Many glucose meters can last more than 10 years and still function normally. If you’ve had your glucose meter for a while, you may be wondering when you should consider replacing it. The key to knowing when it’s time for new equipment primarily lies with the accuracy of your machine. Even so, you may still want to consider investing in a new meter in order to take advantage of improved technology.
How to Check Accuracy of Glucose Meter?
In order to test the accuracy of your meter, you’ll need to use the glucose control solution that is designed for your machine. You should test your machine’s accuracy each time you open a new bottle of test strips in order to ensure you continue to get valid results. If your machine has some age on it, it could be a good idea to check periodically between vials as well.
If you are required to test your blood sugar multiple times daily, you may want to consider one of the newer models that will allow you to reapply blood onto the same test strip whenever it does not contain enough. The ability to do this could essentially save you a great deal of money on test strips over the long haul.
If you’ve recently experienced changes in the way your blood sugar fluctuates, your physician may have asked you to keep a log of your readings. Some of the information you may need to record include the time of day and whether the test was conducted before or after a meal. A newer machine that is capable of storing this data could be very helpful when it comes to discussing changes in your diet or medication with your doctor.
Impaired vision is unfortunately a side effect of diabetes. If you’ve suffered from a loss in vision, you may want to consider a glucose meter than reads your results aloud. One of these models can also give you low battery alerts and error messages out loud, so you do not have to worry about reading the controls to find out this information.
How Often Does Medicare Pay for a New Glucose Meter?
In many cases, your insurance company may pay for a new glucose meter every few years. If you qualify for one, you can greatly benefit from the advances in technology that have taken place since you last obtained a meter. To find the model that’s right for you, contact us today.
Gestational Diabetes Case Study

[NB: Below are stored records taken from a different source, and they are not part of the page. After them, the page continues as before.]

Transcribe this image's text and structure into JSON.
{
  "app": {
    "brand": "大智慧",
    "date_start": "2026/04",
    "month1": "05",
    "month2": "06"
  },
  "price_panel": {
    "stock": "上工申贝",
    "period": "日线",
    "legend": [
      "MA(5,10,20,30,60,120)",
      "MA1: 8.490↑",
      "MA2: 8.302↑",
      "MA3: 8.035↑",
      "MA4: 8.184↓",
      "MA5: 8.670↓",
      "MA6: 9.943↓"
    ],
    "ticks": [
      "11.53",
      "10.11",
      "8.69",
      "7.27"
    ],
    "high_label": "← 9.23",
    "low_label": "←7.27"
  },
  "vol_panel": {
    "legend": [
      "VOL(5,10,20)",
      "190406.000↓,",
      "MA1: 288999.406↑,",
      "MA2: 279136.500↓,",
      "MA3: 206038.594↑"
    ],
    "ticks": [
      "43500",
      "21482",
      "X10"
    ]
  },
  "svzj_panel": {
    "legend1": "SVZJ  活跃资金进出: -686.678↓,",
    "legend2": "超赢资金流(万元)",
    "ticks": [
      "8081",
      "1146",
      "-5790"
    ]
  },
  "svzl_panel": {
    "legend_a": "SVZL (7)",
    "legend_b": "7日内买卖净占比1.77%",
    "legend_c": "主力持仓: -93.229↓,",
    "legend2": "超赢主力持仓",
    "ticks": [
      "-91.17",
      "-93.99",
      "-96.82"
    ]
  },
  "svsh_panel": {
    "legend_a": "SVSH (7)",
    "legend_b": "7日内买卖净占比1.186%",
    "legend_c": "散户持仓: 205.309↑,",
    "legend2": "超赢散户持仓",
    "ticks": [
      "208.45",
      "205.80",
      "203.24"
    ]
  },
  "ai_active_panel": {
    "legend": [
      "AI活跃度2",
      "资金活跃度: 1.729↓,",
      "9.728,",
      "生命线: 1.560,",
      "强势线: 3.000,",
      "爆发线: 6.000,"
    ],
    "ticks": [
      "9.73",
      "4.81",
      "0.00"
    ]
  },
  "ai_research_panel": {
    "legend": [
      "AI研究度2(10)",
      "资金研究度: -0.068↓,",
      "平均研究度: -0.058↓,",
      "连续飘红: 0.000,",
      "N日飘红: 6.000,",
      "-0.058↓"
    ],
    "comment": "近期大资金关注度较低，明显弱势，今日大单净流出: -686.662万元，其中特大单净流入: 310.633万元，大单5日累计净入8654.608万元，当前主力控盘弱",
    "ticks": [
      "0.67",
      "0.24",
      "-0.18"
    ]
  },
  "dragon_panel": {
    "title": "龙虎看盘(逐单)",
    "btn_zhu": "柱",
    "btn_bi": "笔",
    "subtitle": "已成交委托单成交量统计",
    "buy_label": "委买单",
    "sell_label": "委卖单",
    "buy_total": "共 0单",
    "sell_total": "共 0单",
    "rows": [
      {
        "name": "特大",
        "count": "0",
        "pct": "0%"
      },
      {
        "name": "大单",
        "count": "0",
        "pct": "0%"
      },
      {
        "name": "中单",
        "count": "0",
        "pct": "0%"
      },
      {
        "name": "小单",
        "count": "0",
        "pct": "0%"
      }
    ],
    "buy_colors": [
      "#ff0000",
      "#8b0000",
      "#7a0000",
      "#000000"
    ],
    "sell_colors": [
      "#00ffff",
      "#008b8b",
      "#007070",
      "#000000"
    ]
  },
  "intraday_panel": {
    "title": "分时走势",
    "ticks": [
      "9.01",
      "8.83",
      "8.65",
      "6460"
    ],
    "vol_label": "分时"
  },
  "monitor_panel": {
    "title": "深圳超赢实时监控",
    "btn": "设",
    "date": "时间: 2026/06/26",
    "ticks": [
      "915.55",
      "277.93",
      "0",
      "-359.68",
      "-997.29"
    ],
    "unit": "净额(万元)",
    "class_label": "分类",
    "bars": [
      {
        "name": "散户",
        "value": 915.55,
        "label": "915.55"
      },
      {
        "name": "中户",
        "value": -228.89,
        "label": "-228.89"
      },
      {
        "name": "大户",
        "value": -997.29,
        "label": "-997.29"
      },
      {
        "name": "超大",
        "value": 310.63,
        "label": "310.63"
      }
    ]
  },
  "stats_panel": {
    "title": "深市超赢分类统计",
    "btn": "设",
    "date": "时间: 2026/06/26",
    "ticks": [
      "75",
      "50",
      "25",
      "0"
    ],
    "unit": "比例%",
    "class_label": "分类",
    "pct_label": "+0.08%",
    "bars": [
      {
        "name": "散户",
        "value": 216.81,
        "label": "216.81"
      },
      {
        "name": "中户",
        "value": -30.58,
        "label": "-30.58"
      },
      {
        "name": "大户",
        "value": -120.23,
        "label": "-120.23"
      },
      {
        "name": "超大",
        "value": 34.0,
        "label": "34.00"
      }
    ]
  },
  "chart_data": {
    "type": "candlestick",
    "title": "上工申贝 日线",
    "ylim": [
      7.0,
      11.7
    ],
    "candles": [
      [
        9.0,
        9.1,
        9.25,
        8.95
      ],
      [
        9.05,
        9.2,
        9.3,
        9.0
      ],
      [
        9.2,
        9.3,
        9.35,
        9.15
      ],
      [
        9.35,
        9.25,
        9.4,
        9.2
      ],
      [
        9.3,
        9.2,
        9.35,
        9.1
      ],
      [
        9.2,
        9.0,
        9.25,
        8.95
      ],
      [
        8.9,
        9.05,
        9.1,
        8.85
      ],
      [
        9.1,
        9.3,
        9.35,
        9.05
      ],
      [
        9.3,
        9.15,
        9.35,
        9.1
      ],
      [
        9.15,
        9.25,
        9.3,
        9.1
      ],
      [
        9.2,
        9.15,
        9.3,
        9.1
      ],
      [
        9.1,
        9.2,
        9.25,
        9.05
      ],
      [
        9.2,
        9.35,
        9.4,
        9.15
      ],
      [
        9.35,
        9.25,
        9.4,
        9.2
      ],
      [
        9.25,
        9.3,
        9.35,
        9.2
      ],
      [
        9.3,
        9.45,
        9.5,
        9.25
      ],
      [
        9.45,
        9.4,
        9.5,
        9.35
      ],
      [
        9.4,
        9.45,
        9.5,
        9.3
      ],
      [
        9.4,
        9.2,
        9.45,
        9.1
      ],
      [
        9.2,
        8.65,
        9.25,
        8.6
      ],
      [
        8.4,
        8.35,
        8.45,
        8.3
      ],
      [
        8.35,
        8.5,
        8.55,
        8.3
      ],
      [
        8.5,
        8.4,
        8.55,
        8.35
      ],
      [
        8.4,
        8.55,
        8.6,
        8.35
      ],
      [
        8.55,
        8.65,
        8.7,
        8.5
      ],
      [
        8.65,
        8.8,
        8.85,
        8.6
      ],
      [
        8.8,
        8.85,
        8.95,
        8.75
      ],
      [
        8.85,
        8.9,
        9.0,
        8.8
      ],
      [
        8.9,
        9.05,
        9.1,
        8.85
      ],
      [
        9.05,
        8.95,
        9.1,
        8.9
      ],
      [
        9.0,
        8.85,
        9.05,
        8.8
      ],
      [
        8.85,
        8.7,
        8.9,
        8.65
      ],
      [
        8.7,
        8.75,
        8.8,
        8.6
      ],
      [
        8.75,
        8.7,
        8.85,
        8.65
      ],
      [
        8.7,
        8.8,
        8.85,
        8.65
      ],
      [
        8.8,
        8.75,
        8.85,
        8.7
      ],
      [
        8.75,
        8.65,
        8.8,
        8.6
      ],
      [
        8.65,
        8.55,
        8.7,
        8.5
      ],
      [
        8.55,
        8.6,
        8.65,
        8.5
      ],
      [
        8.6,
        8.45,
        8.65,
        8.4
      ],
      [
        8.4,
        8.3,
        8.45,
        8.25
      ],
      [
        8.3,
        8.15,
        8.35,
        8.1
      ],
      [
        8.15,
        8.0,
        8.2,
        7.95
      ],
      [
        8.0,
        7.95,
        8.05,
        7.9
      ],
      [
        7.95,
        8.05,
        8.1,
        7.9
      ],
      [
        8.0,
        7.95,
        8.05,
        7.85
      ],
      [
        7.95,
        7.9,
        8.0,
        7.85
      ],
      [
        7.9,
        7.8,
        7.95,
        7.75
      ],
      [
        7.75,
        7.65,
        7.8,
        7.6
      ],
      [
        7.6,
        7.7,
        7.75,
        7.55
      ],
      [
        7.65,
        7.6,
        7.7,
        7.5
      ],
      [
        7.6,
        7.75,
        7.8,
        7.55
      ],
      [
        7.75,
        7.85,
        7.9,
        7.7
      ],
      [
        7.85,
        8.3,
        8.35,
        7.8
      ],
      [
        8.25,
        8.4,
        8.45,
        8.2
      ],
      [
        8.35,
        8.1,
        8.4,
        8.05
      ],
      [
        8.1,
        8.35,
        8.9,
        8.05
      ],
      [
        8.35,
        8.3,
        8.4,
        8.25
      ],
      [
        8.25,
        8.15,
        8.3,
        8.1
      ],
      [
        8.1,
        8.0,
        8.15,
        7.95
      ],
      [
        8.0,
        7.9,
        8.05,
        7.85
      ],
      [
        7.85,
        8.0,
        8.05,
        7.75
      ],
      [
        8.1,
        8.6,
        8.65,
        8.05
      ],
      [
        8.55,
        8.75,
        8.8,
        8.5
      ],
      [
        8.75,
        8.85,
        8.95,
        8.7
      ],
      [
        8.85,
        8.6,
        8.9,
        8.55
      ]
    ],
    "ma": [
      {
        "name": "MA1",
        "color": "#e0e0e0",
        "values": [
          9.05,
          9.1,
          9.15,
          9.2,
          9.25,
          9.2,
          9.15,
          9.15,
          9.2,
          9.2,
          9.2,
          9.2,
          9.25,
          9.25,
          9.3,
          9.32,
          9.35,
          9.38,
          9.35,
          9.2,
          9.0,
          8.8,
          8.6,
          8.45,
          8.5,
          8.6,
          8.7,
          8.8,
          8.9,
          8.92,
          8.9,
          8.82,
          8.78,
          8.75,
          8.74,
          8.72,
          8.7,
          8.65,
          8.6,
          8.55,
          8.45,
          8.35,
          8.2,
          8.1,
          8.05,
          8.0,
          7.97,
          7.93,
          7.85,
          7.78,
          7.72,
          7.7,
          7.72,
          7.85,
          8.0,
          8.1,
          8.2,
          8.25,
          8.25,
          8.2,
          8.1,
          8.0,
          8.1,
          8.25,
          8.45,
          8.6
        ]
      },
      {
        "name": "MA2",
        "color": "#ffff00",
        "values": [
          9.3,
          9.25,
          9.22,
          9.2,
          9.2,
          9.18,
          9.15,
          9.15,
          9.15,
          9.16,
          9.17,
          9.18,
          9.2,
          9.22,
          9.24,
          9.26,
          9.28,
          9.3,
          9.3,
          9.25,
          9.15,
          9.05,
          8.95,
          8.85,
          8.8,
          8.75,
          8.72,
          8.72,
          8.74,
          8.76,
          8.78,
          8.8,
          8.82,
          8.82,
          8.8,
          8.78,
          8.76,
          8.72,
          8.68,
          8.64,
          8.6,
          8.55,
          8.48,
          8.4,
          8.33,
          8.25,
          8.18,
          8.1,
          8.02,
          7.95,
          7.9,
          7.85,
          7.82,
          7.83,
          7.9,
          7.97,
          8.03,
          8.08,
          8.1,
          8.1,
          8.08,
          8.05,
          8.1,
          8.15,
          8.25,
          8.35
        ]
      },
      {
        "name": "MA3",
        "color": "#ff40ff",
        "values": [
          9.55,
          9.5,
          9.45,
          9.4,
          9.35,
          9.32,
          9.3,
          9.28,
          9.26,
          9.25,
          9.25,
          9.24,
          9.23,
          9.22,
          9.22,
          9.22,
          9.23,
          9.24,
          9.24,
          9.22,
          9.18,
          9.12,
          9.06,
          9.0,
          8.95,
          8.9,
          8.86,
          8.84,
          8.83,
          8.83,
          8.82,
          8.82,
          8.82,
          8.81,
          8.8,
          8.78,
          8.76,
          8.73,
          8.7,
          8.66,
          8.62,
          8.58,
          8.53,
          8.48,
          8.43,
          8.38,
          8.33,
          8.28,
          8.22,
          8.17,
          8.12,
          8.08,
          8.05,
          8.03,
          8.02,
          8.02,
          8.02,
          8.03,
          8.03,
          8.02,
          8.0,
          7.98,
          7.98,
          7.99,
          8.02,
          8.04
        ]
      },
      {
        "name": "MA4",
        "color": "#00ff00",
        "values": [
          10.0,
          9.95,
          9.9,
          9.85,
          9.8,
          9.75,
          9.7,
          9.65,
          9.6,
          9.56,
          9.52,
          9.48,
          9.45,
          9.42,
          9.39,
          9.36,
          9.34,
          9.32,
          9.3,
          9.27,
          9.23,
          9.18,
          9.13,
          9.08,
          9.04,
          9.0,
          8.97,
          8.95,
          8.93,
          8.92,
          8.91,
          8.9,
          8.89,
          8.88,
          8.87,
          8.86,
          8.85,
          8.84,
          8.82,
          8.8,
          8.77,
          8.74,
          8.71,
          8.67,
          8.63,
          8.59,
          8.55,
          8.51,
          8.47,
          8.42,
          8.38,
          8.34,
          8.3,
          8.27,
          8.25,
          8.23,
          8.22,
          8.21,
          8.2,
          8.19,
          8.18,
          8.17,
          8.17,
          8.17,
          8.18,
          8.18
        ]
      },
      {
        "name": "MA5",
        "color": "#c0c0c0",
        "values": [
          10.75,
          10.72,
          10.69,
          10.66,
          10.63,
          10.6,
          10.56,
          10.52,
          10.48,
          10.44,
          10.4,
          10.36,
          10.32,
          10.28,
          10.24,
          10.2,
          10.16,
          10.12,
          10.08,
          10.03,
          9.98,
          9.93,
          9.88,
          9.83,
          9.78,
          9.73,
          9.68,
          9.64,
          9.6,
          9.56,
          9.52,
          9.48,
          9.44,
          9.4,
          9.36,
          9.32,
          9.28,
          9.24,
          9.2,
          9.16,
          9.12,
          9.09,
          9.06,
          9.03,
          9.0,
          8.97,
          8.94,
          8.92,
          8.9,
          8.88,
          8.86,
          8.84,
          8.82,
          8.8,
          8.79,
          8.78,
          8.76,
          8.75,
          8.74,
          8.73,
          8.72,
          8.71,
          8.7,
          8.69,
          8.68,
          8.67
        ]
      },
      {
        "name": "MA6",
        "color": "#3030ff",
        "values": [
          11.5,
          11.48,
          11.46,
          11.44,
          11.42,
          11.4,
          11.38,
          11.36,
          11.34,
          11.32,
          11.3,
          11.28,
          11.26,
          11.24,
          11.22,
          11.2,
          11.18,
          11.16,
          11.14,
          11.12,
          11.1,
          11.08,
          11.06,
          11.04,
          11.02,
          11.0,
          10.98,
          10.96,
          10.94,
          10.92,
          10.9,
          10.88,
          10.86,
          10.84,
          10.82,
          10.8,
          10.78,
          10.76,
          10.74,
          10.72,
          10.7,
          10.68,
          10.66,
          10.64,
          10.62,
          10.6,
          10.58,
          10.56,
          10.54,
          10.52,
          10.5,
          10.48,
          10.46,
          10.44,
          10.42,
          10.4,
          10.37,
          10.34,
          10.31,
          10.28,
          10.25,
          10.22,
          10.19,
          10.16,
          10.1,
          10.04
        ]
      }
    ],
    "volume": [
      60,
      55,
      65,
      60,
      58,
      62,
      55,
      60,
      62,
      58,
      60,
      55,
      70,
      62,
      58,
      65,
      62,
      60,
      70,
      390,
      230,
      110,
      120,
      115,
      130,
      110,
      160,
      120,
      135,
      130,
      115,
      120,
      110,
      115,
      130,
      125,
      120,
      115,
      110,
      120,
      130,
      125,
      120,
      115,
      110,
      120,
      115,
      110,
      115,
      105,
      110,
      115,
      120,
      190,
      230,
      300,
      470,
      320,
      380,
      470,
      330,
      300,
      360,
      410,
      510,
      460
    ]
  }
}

Gestational diabetes made news headlines in late July 2013 thanks to the release of one particular research group’s results. The study was completed by the well-respected researchers at Northwestern University. Here’s a quick look at what their findings may mean for pregnant women in the future:
The researchers’ findings seem to indicate that there are two, distinct, gene variants that are common among women who develop the disease. The two genes involved are BACE2 and HKDC1. BACE2 is classified as a protease and has made headlines before. Just last year, it was heralded as being beneficial in the treatment of Alzheimer’s disease. It also plays a role in glucose metabolism as does HKDC1. It is an enzyme as well.
At this point, it is believed that the knowledge of the link may prove helpful to pregnant women and their OB/GYNs in the future. For example, an OB/GYN treating a woman with a family history of gestational diabetes may be able to look for the genetic markers prior to, or shortly after, conception.
Based on the test results, the OB/GYN and the woman involved will then be able to take a proactive approach to preventing the disease as opposed to a reactive one. Examples of a proactive approach would be to closely monitor the woman’s body mass index (BMI) and blood sugar levels throughout her pregnancy. The OB/GYN could also schedule a glucose tolerance test early on.
Women that do develop gestational diabetes will obviously need to take steps to maintain their health and that of their children. Depending on their OB/GYNs’ advice, those steps may include embracing dietary restrictions, a designated exercise routine and routine blood sugar testing. We should also mention that if a routine blood sugar testing regime is suggested, the supplies may be conveniently ordered online.